Here are some of my favorite Bobby memories that I was fortunate enough to witness in person:

I can’t remember too many specifics from the pre-1975 games, but it seemed like Bobby homered every time we went to a game.

Bat Day, 1971 - My wishes are fulfilled. I get a Bobby Murcer bat!

Opening Day, 1981 - Bobby hits a pinch-hit grand slam, just out of the reach of Texas Rangers‘ outfielder John Grubb. The Yankees roll 10-3.

September 26, 1981 - Bobby hits a pinch-hit, walk off 3-run home run to beat the Baltimore Orioles 6-4.

October 21, 1981 - Bobby is in the World Series at last. Game 2, he lays down a perfect sacrifice bunt in his lone plate appearance of the night. The Yankees win 3-0 over the LA Dodgers.

August 7, 1983 - Bobby Murcer Day at the Stadium. The Detroit Tigers crushed the Yankees, but the game was secondary.

Great times I only saw on TV or heard on the radio:

June 24, 1970 - Bobby hits 4 consecutive home runs in a doubleheader against the Cleveland Indians.

August 29, 1972 - Bobby hits for the cycle. Only one other Yankee, Tony Fernandez in 1995, has achieved the feat since.


  1. The Cubs should be competitive enough to keep pace with the others teams. I really like the Cubs . They’ve always been one of my favourite MLB teams to watch. I pass most time watching and looking for their news and videos. Last time I saw some hot videos of them here:
    http://www.cubszone.comThey really deserve our love so we must not stop supporting them .Go Go Cubs

  2. i lived in upstate ny, massena, and when cable came about we finally got the yankees. murcer was my favorite...i even learned to hit left handed in his sort of slouched stance. i remember the year he battled dick allen for the mvp...i couldn't stand elliott maddox because he took over in cf making murcer play rf. and i hated that the year they went to shea, bobby couldn't buy a homerun. when he and bonds were traded, that was the first trade among 2 100,000.00 a year players...which was the height of the payroll back then....never liked bonds after that either, and was sour to the yankees for many
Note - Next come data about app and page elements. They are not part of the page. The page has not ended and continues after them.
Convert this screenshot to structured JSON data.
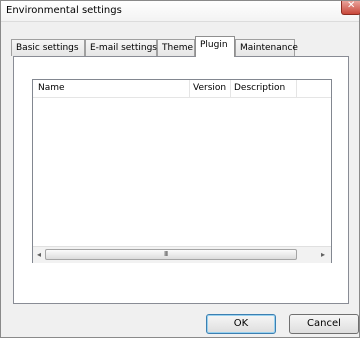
{
  "window": {
    "title": "Environmental settings"
  },
  "tabs": [
    {
      "label": "Basic settings"
    },
    {
      "label": "E-mail settings"
    },
    {
      "label": "Theme"
    },
    {
      "label": "Plugin"
    },
    {
      "label": "Maintenance"
    }
  ],
  "active_tab": "Plugin",
  "plugin_list": {
    "columns": [
      {
        "label": "Name"
      },
      {
        "label": "Version"
      },
      {
        "label": "Description"
      }
    ],
    "rows": []
  },
  "buttons": {
    "ok": "OK",
    "cancel": "Cancel"
  },
  "icons": {
    "close": "close-icon",
    "scroll_left": "chevron-left-icon",
    "scroll_right": "chevron-right-icon"
  }
}
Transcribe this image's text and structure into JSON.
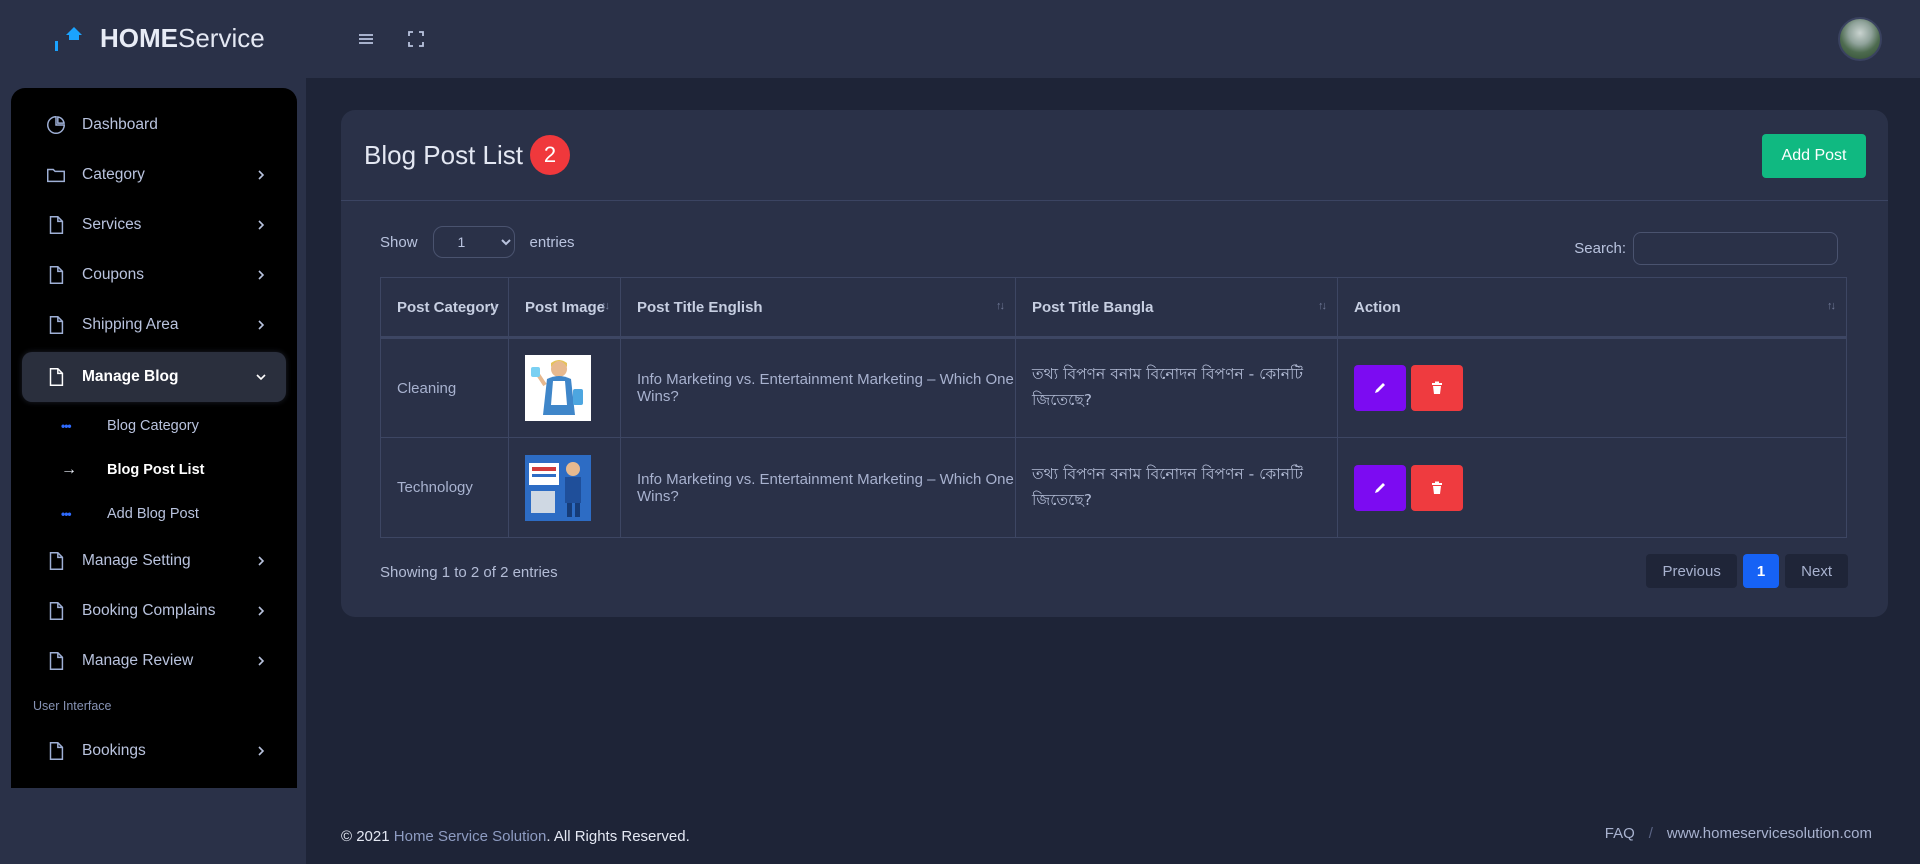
{
  "brand": {
    "bold": "HOME",
    "light": "Service"
  },
  "sidebar": {
    "items": [
      {
        "label": "Dashboard",
        "icon": "pie-chart-icon"
      },
      {
        "label": "Category",
        "icon": "folder-icon"
      },
      {
        "label": "Services",
        "icon": "file-icon"
      },
      {
        "label": "Coupons",
        "icon": "file-icon"
      },
      {
        "label": "Shipping Area",
        "icon": "file-icon"
      },
      {
        "label": "Manage Blog",
        "icon": "file-icon"
      }
    ],
    "blog_sub": [
      {
        "label": "Blog Category"
      },
      {
        "label": "Blog Post List"
      },
      {
        "label": "Add Blog Post"
      }
    ],
    "items2": [
      {
        "label": "Manage Setting"
      },
      {
        "label": "Booking Complains"
      },
      {
        "label": "Manage Review"
      }
    ],
    "heading": "User Interface",
    "items3": [
      {
        "label": "Bookings"
      }
    ]
  },
  "card": {
    "title": "Blog Post List",
    "count": "2",
    "add_label": "Add Post",
    "show_label": "Show",
    "entries_label": "entries",
    "page_size": "1",
    "search_label": "Search:",
    "search_value": ""
  },
  "table": {
    "columns": [
      "Post Category",
      "Post Image",
      "Post Title English",
      "Post Title Bangla",
      "Action"
    ],
    "rows": [
      {
        "category": "Cleaning",
        "image": "cleaning-maid-thumbnail",
        "title_en": "Info Marketing vs. Entertainment Marketing – Which One Wins?",
        "title_bn": "তথ্য বিপণন বনাম বিনোদন বিপণন - কোনটি জিতেছে?"
      },
      {
        "category": "Technology",
        "image": "repair-service-thumbnail",
        "title_en": "Info Marketing vs. Entertainment Marketing – Which One Wins?",
        "title_bn": "তথ্য বিপণন বনাম বিনোদন বিপণন - কোনটি জিতেছে?"
      }
    ]
  },
  "pagination": {
    "info": "Showing 1 to 2 of 2 entries",
    "previous": "Previous",
    "current": "1",
    "next": "Next"
  },
  "footer": {
    "copyright_prefix": "© 2021 ",
    "company": "Home Service Solution",
    "copyright_suffix": ". All Rights Reserved.",
    "faq": "FAQ",
    "separator": "/",
    "website": "www.homeservicesolution.com"
  },
  "colors": {
    "accent_green": "#10b981",
    "badge_red": "#f0383c",
    "edit_purple": "#7c0bf2",
    "delete_red": "#ef3b3f",
    "page_blue": "#1662f5"
  }
}
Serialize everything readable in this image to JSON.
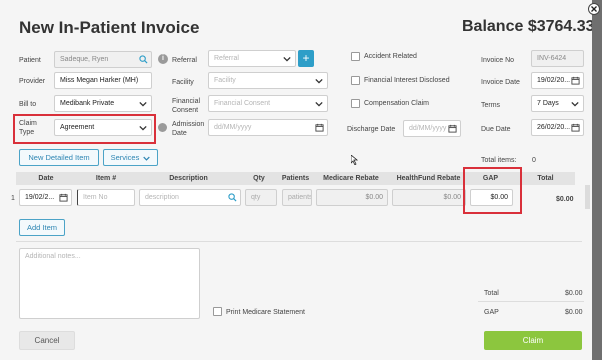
{
  "header": {
    "title": "New In-Patient Invoice",
    "balance": "Balance $3764.33"
  },
  "left": {
    "patient_label": "Patient",
    "patient_value": "Sadeque, Ryen",
    "provider_label": "Provider",
    "provider_value": "Miss Megan Harker (MH)",
    "billto_label": "Bill to",
    "billto_value": "Medibank Private",
    "claimtype_label_1": "Claim",
    "claimtype_label_2": "Type",
    "claimtype_value": "Agreement"
  },
  "mid": {
    "referral_label": "Referral",
    "referral_placeholder": "Referral",
    "facility_label": "Facility",
    "facility_placeholder": "Facility",
    "consent_label_1": "Financial",
    "consent_label_2": "Consent",
    "consent_placeholder": "Financial Consent",
    "admission_label_1": "Admission",
    "admission_label_2": "Date",
    "admission_placeholder": "dd/MM/yyyy"
  },
  "checks": {
    "accident": "Accident Related",
    "financial_interest": "Financial Interest Disclosed",
    "compensation": "Compensation Claim",
    "discharge_label": "Discharge Date",
    "discharge_placeholder": "dd/MM/yyyy"
  },
  "right": {
    "invoice_no_label": "Invoice No",
    "invoice_no_value": "INV-6424",
    "invoice_date_label": "Invoice Date",
    "invoice_date_value": "19/02/20...",
    "terms_label": "Terms",
    "terms_value": "7 Days",
    "due_date_label": "Due Date",
    "due_date_value": "26/02/20..."
  },
  "actions": {
    "new_detailed_item": "New Detailed Item",
    "services": "Services",
    "total_items_label": "Total items:",
    "total_items_value": "0"
  },
  "table": {
    "headers": [
      "Date",
      "Item #",
      "Description",
      "Qty",
      "Patients",
      "Medicare Rebate",
      "HealthFund Rebate",
      "GAP",
      "Total"
    ],
    "row": {
      "num": "1",
      "date": "19/02/2...",
      "item_placeholder": "Item No",
      "desc_placeholder": "description",
      "qty": "qty",
      "patients": "patients",
      "medicare": "$0.00",
      "healthfund": "$0.00",
      "gap": "$0.00",
      "total": "$0.00"
    }
  },
  "add_item": "Add Item",
  "notes_placeholder": "Additional notes...",
  "print_medicare": "Print Medicare Statement",
  "totals": {
    "total_label": "Total",
    "total_value": "$0.00",
    "gap_label": "GAP",
    "gap_value": "$0.00"
  },
  "footer": {
    "cancel": "Cancel",
    "claim": "Claim"
  },
  "colors": {
    "accent": "#2e9ec8",
    "claim_green": "#8cc63e",
    "highlight_red": "#d9303a"
  }
}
  3. Still have my Murcer Cards. He was my guy. Yankees had him Stottlemyre, Roy White, and Munson. They Stank. He was my quiet hero. And yes I still hate Johnny Bench as my winner picking friends love to rub it in that the Yankees stank.

  4. Being a Giants fan, I was elated at the aquisition of my favorite non-Giants player! I had always followed Bobby and went to see him when the Yanks played in Oakland but now he was a Giant. I didn't understand at the time what it meant to him but the press soon made his unhappiness well known. Soon, I just wanted him to be happy. When he was shipped to Chicago, I know it was a good fit for him and ultimately, when he returned to the Yankees, I was very happy! I remember the headline in the S.F. Chronicle..."Yanks get Murcer...whither Reggie"... Of course, Reggie was a fixture, but what a thought!

    My favorite memory on Bobby was a cold night at the "Stick" on July 15, 1976... Giants vs. Phillies in a meaningless game (as most were then) Jim Kaat vs. Ed Halicki and both pitchers took a shutout into the ninth. Bobby had not had much career success against Kaat (he claimed to be 0-60 in the post game interview). He was the first to bat in the bottom of the ninth. as Kaat went into his wind up, Bobby stepped out. The next pitch he dorve over the right field fence for his 11th homer of the season!

    I read the book, and I know there are many Yankee fans who hold him dear, but he was my favorite player and Giant for 2 years. In life, he was a giant among men, a solid performer on the field and off, a great husband, father, fan and of course a Yankee!

  5. That doubleheader on June 24 was my first time at Yankee Stadium. I was 15 years old.